_Your objective_:
Once more, print the records exactly as given.

_Supplied information_:
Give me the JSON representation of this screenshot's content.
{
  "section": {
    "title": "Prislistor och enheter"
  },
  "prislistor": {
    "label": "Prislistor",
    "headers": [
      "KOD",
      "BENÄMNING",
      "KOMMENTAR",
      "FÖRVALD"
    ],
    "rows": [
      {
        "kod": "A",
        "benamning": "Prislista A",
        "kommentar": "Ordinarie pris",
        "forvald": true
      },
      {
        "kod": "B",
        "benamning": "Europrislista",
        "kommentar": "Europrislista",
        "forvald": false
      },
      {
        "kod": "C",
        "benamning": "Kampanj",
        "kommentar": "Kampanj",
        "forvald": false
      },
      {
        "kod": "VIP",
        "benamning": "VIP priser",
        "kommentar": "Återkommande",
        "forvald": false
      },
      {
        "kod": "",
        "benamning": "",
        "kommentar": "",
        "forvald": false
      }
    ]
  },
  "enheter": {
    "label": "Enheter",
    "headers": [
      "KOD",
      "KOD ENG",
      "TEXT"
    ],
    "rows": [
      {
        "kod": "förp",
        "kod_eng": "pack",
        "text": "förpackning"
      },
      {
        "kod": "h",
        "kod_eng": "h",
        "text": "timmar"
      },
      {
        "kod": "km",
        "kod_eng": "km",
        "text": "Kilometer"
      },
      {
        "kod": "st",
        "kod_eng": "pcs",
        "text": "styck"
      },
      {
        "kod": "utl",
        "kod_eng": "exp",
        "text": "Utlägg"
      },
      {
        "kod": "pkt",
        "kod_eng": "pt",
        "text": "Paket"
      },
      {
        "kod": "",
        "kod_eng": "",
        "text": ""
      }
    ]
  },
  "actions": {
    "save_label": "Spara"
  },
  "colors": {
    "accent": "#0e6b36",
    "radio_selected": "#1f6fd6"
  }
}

_Answer to this problem_:
Give me the JSON representation of this screenshot's content.
{
  "section": {
    "title": "Prislistor och enheter"
  },
  "prislistor": {
    "label": "Prislistor",
    "headers": [
      "KOD",
      "BENÄMNING",
      "KOMMENTAR",
      "FÖRVALD"
    ],
    "rows": [
      {
        "kod": "A",
        "benamning": "Prislista A",
        "kommentar": "Ordinarie pris",
        "forvald": true
      },
      {
        "kod": "B",
        "benamning": "Europrislista",
        "kommentar": "Europrislista",
        "forvald": false
      },
      {
        "kod": "C",
        "benamning": "Kampanj",
        "kommentar": "Kampanj",
        "forvald": false
      },
      {
        "kod": "VIP",
        "benamning": "VIP priser",
        "kommentar": "Återkommande",
        "forvald": false
      },
      {
        "kod": "",
        "benamning": "",
        "kommentar": "",
        "forvald": false
      }
    ]
  },
  "enheter": {
    "label": "Enheter",
    "headers": [
      "KOD",
      "KOD ENG",
      "TEXT"
    ],
    "rows": [
      {
        "kod": "förp",
        "kod_eng": "pack",
        "text": "förpackning"
      },
      {
        "kod": "h",
        "kod_eng": "h",
        "text": "timmar"
      },
      {
        "kod": "km",
        "kod_eng": "km",
        "text": "Kilometer"
      },
      {
        "kod": "st",
        "kod_eng": "pcs",
        "text": "styck"
      },
      {
        "kod": "utl",
        "kod_eng": "exp",
        "text": "Utlägg"
      },
      {
        "kod": "pkt",
        "kod_eng": "pt",
        "text": "Paket"
      },
      {
        "kod": "",
        "kod_eng": "",
        "text": ""
      }
    ]
  },
  "actions": {
    "save_label": "Spara"
  },
  "colors": {
    "accent": "#0e6b36",
    "radio_selected": "#1f6fd6"
  }
}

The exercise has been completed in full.